━━━━━ Dataset entries

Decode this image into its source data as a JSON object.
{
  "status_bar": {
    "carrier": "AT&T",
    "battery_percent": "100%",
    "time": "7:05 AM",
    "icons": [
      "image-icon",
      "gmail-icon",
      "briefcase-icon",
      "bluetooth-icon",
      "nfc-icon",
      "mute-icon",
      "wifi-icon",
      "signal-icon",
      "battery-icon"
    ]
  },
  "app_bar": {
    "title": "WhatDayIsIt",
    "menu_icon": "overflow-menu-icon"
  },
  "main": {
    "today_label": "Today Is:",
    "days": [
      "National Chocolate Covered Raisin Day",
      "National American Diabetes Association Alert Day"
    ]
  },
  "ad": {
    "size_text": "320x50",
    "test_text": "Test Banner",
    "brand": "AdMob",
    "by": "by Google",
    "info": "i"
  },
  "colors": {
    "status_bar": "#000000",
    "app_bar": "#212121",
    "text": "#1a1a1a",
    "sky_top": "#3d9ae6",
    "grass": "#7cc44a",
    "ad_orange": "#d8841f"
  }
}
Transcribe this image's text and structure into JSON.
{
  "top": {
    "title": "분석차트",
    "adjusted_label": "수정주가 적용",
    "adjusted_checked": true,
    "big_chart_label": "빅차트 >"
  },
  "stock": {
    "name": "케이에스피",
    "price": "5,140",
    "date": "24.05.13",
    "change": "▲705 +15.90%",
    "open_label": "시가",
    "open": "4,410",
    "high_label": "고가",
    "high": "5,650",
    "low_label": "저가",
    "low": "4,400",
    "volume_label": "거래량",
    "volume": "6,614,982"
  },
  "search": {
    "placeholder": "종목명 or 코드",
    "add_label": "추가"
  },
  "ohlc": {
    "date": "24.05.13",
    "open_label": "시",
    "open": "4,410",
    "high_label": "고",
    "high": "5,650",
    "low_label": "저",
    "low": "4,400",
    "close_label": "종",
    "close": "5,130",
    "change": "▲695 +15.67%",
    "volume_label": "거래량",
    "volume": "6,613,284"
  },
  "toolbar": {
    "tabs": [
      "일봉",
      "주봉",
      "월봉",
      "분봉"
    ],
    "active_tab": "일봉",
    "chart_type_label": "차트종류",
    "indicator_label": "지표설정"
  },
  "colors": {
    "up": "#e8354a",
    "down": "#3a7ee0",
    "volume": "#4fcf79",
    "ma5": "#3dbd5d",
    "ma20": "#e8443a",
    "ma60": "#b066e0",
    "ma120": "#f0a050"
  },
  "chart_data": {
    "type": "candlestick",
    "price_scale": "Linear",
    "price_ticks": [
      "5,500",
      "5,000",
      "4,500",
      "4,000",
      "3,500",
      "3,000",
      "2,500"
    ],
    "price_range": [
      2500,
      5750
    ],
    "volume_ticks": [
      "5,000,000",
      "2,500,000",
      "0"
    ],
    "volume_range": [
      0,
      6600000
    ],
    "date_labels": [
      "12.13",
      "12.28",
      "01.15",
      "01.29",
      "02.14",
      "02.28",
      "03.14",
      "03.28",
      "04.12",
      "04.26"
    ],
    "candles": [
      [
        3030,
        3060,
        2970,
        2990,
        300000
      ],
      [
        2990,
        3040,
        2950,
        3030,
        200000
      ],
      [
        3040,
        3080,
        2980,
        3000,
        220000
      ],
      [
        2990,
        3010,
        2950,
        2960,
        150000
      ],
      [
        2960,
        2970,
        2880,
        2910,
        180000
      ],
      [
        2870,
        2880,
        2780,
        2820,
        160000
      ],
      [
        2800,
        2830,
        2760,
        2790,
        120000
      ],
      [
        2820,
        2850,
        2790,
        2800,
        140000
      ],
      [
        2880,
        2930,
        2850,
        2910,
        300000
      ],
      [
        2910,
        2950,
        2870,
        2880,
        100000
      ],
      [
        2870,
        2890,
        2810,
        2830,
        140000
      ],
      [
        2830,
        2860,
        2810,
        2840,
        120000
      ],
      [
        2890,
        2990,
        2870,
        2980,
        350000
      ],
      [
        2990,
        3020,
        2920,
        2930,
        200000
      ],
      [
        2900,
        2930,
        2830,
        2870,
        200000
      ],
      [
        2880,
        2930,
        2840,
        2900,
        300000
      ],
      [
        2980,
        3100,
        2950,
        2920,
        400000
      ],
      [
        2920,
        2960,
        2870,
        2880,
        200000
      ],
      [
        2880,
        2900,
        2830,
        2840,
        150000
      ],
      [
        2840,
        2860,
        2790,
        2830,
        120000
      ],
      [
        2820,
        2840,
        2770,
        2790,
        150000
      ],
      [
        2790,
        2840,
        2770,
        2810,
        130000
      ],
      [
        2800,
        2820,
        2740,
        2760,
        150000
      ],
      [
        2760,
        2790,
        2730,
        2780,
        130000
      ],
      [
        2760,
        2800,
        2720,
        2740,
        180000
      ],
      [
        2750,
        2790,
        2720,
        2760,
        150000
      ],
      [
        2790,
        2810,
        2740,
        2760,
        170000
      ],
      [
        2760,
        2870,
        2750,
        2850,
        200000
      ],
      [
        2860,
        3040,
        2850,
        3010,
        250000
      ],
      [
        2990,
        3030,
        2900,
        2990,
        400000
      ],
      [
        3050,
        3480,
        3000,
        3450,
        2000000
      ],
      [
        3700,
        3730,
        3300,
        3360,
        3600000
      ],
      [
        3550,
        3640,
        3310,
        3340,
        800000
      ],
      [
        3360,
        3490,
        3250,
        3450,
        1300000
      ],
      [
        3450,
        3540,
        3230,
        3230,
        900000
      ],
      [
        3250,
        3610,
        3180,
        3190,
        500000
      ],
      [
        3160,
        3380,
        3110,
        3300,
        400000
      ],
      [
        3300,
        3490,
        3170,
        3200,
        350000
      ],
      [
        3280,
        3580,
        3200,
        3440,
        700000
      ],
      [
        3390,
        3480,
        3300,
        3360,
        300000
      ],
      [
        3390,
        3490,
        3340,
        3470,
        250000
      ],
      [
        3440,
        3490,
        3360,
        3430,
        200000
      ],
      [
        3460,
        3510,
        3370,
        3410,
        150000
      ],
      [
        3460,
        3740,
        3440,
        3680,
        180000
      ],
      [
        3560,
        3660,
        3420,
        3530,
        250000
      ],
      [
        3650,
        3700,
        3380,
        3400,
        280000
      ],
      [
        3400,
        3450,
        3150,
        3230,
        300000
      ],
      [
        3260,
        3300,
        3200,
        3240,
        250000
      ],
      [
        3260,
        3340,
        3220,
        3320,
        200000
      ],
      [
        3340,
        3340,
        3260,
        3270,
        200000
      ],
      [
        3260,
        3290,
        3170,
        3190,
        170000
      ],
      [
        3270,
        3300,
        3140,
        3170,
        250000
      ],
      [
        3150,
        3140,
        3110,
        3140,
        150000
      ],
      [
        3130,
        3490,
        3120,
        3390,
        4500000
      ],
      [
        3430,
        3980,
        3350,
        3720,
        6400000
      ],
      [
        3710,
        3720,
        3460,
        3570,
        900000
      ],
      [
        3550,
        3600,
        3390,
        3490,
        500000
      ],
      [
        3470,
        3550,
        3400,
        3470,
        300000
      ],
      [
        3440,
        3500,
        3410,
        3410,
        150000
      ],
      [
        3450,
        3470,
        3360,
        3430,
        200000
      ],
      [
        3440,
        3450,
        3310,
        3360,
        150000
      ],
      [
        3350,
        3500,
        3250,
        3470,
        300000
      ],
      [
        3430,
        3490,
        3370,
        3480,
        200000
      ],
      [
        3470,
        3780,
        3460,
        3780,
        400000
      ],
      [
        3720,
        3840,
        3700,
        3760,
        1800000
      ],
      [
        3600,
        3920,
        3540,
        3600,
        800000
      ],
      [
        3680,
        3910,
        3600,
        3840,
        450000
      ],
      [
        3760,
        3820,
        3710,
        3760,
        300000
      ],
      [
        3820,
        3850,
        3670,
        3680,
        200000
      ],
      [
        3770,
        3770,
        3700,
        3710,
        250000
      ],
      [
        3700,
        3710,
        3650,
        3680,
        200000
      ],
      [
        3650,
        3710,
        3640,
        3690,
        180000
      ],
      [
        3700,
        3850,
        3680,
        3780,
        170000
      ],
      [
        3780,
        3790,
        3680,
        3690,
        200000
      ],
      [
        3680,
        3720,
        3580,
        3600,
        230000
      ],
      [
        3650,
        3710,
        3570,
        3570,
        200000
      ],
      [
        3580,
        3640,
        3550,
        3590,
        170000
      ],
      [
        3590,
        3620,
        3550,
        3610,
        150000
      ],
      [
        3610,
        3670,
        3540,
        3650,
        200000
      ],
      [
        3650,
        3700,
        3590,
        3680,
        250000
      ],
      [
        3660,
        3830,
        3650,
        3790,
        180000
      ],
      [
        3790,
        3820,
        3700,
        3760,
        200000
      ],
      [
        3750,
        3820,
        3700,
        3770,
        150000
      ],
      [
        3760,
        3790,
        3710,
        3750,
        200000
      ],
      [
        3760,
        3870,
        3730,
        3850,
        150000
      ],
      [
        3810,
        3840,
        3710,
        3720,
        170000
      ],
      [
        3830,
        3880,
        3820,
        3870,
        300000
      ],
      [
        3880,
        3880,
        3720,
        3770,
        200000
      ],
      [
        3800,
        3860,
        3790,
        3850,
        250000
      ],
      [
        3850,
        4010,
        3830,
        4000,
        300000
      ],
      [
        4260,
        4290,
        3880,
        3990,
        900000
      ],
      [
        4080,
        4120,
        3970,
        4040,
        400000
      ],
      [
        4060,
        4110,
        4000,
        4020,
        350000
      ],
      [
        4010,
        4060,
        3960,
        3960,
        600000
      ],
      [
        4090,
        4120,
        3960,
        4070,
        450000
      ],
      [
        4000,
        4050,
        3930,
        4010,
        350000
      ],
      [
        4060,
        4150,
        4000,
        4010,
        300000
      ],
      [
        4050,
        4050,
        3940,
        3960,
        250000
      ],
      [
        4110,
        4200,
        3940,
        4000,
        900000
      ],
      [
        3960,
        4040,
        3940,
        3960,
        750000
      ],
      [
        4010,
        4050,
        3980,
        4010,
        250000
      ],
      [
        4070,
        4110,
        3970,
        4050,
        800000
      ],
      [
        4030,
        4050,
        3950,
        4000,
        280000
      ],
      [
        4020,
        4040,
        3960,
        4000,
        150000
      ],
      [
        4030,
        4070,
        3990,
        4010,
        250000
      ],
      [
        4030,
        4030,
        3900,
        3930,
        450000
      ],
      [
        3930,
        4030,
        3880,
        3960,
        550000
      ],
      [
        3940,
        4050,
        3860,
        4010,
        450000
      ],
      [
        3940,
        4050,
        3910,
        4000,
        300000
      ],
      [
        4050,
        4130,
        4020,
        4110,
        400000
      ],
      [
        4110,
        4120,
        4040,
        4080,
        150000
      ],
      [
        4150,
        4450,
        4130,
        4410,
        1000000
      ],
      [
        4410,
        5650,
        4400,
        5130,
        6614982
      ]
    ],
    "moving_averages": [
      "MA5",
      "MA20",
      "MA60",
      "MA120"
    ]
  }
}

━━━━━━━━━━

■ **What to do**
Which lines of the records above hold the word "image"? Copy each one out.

■ **Result of the task**
Decode this image into its source data as a JSON object.
      "image-icon",
Transcribe this image's text and structure into JSON.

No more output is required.